◆ **SUPPLIED RECORDS**
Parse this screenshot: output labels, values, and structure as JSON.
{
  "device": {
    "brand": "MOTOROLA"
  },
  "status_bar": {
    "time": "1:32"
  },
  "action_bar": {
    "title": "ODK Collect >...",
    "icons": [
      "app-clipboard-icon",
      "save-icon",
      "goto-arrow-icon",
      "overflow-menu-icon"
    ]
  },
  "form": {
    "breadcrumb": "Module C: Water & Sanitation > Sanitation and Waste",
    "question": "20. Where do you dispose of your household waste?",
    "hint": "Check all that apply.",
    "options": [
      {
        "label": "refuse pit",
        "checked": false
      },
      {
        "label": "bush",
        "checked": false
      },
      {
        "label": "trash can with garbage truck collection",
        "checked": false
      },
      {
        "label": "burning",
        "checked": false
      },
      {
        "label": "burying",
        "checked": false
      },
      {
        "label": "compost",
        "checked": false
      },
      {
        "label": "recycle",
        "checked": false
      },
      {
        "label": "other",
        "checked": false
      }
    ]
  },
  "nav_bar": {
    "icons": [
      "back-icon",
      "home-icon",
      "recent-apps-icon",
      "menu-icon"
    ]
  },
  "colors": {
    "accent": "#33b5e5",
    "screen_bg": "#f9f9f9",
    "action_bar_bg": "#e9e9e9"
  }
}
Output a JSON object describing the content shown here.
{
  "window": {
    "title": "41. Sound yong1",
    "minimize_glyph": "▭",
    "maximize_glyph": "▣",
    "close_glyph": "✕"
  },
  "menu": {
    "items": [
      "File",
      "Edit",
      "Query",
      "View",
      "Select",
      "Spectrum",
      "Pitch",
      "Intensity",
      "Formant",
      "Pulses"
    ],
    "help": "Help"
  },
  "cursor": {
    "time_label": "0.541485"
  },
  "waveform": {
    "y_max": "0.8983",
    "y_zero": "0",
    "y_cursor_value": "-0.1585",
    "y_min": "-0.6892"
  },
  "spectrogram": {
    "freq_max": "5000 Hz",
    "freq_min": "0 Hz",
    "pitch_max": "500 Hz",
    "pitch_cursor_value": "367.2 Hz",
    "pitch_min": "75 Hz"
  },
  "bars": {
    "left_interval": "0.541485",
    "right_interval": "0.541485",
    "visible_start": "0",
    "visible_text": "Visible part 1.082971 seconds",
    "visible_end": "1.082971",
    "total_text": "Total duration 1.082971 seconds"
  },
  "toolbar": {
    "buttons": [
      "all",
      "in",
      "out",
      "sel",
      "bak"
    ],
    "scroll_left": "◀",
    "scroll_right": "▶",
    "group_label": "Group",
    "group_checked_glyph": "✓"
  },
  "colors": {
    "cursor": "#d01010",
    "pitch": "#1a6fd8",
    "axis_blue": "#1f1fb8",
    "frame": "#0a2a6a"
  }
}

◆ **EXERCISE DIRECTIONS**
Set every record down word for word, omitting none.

◆ **SOLUTION FOR THIS PROBLEM**
Parse this screenshot: output labels, values, and structure as JSON.
{
  "device": {
    "brand": "MOTOROLA"
  },
  "status_bar": {
    "time": "1:32"
  },
  "action_bar": {
    "title": "ODK Collect >...",
    "icons": [
      "app-clipboard-icon",
      "save-icon",
      "goto-arrow-icon",
      "overflow-menu-icon"
    ]
  },
  "form": {
    "breadcrumb": "Module C: Water & Sanitation > Sanitation and Waste",
    "question": "20. Where do you dispose of your household waste?",
    "hint": "Check all that apply.",
    "options": [
      {
        "label": "refuse pit",
        "checked": false
      },
      {
        "label": "bush",
        "checked": false
      },
      {
        "label": "trash can with garbage truck collection",
        "checked": false
      },
      {
        "label": "burning",
        "checked": false
      },
      {
        "label": "burying",
        "checked": false
      },
      {
        "label": "compost",
        "checked": false
      },
      {
        "label": "recycle",
        "checked": false
      },
      {
        "label": "other",
        "checked": false
      }
    ]
  },
  "nav_bar": {
    "icons": [
      "back-icon",
      "home-icon",
      "recent-apps-icon",
      "menu-icon"
    ]
  },
  "colors": {
    "accent": "#33b5e5",
    "screen_bg": "#f9f9f9",
    "action_bar_bg": "#e9e9e9"
  }
}
Output a JSON object describing the content shown here.
{
  "window": {
    "title": "41. Sound yong1",
    "minimize_glyph": "▭",
    "maximize_glyph": "▣",
    "close_glyph": "✕"
  },
  "menu": {
    "items": [
      "File",
      "Edit",
      "Query",
      "View",
      "Select",
      "Spectrum",
      "Pitch",
      "Intensity",
      "Formant",
      "Pulses"
    ],
    "help": "Help"
  },
  "cursor": {
    "time_label": "0.541485"
  },
  "waveform": {
    "y_max": "0.8983",
    "y_zero": "0",
    "y_cursor_value": "-0.1585",
    "y_min": "-0.6892"
  },
  "spectrogram": {
    "freq_max": "5000 Hz",
    "freq_min": "0 Hz",
    "pitch_max": "500 Hz",
    "pitch_cursor_value": "367.2 Hz",
    "pitch_min": "75 Hz"
  },
  "bars": {
    "left_interval": "0.541485",
    "right_interval": "0.541485",
    "visible_start": "0",
    "visible_text": "Visible part 1.082971 seconds",
    "visible_end": "1.082971",
    "total_text": "Total duration 1.082971 seconds"
  },
  "toolbar": {
    "buttons": [
      "all",
      "in",
      "out",
      "sel",
      "bak"
    ],
    "scroll_left": "◀",
    "scroll_right": "▶",
    "group_label": "Group",
    "group_checked_glyph": "✓"
  },
  "colors": {
    "cursor": "#d01010",
    "pitch": "#1a6fd8",
    "axis_blue": "#1f1fb8",
    "frame": "#0a2a6a"
  }
}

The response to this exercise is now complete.